----- DATA FOR PROCESSING -----
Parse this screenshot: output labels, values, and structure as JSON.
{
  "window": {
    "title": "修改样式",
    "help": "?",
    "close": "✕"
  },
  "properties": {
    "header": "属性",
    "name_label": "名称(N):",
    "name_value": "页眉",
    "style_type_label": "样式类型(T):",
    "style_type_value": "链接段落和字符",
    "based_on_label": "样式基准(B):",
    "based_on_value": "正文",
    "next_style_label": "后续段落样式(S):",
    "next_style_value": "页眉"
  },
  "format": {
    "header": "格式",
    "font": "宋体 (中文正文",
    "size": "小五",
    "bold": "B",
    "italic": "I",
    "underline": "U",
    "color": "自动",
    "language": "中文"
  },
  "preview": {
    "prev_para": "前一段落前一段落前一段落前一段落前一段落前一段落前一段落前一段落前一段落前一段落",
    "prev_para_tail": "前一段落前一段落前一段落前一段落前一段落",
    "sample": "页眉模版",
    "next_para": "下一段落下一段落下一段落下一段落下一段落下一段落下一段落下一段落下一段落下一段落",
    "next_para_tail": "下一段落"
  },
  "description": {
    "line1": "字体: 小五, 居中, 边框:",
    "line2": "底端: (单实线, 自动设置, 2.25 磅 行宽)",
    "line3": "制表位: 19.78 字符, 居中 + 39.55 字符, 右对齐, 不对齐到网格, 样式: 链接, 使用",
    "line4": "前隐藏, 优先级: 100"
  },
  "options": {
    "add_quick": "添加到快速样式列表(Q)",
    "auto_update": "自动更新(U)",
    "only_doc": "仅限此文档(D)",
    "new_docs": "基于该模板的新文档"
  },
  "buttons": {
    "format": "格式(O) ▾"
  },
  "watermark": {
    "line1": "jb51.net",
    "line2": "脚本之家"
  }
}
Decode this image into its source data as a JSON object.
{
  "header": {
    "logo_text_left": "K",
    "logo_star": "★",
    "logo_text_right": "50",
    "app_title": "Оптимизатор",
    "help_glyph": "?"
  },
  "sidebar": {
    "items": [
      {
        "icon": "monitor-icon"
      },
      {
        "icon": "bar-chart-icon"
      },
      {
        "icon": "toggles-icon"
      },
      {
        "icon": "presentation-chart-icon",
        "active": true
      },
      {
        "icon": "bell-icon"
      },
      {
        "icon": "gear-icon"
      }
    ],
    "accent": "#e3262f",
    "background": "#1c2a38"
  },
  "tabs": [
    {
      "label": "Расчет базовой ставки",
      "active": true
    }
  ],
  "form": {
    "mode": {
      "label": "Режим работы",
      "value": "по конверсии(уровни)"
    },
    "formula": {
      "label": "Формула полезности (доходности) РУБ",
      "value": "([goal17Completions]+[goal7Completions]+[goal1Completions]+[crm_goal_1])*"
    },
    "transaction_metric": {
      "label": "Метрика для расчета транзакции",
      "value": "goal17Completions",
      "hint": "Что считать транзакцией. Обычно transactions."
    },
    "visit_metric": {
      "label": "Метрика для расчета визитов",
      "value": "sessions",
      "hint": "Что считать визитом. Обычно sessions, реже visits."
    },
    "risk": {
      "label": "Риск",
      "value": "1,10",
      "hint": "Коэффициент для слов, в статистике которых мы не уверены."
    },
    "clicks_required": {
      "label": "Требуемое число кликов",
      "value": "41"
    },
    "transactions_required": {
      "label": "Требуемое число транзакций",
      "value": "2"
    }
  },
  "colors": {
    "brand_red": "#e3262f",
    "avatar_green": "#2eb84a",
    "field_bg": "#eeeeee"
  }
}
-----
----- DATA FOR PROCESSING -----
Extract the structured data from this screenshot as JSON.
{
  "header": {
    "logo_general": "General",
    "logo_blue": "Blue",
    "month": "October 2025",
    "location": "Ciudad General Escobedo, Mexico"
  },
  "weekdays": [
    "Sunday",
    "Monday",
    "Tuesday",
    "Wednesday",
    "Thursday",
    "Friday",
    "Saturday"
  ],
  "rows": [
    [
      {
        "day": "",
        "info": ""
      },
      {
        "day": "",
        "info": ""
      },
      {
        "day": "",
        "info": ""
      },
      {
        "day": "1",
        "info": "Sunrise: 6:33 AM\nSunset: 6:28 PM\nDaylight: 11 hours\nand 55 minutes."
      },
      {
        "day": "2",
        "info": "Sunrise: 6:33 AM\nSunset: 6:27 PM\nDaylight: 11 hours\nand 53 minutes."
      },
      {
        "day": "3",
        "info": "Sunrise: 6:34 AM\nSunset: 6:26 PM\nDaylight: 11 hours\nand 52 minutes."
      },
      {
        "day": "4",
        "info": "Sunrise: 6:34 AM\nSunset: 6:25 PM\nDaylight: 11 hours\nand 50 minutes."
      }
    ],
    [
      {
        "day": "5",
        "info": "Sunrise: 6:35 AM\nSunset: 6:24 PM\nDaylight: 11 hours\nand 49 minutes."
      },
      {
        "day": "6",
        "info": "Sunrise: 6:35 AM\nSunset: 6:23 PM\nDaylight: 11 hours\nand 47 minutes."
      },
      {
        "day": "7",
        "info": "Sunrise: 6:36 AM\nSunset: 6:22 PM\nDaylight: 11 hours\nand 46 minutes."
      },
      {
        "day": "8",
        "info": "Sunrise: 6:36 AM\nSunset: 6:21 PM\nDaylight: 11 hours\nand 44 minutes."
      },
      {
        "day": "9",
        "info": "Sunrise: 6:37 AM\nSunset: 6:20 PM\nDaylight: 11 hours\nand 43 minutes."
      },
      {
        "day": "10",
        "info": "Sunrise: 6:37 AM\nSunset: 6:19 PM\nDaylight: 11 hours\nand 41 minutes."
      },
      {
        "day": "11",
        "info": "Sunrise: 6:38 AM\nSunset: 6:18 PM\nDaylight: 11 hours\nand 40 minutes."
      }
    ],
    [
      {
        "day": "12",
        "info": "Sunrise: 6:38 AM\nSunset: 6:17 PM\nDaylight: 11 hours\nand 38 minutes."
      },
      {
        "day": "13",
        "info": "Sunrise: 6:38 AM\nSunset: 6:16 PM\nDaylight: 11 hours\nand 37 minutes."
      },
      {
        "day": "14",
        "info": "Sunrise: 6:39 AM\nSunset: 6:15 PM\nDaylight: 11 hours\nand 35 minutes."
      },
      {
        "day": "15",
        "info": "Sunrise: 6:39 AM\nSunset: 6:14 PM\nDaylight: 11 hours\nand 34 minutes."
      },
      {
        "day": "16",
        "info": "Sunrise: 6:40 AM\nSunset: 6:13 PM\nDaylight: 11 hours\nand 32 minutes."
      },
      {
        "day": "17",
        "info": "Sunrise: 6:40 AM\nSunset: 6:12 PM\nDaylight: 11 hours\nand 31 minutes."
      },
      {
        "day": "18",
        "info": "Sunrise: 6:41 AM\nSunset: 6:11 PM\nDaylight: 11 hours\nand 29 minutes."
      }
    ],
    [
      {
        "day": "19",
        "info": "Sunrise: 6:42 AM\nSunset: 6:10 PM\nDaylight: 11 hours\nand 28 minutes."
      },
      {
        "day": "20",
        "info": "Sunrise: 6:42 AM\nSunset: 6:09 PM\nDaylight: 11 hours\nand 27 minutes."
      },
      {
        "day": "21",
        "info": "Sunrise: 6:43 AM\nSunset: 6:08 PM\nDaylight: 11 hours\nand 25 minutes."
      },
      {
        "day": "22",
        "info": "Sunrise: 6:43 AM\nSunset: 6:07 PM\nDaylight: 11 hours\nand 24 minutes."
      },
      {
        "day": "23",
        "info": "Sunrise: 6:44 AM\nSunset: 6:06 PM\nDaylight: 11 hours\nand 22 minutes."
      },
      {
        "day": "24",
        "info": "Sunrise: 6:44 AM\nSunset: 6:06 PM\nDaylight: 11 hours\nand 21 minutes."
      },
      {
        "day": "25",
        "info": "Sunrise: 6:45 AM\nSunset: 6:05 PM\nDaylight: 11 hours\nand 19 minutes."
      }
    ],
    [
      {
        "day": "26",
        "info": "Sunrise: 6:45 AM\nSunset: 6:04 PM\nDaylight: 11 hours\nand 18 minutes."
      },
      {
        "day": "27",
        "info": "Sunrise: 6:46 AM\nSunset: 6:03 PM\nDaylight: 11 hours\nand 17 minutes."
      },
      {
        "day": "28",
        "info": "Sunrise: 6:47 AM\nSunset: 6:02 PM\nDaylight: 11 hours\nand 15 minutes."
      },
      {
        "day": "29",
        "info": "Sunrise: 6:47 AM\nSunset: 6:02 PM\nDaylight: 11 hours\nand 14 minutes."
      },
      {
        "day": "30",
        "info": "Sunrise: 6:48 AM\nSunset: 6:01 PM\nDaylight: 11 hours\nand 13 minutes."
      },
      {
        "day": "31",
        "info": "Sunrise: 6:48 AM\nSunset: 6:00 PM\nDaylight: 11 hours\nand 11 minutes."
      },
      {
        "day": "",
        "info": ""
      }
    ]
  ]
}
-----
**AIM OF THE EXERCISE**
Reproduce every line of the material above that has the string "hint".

**ANSWER FOR THIS EXERCISE**
      "hint": "Что считать транзакцией. Обычно transactions."
      "hint": "Что считать визитом. Обычно sessions, реже visits."
      "hint": "Коэффициент для слов, в статистике которых мы не уверены."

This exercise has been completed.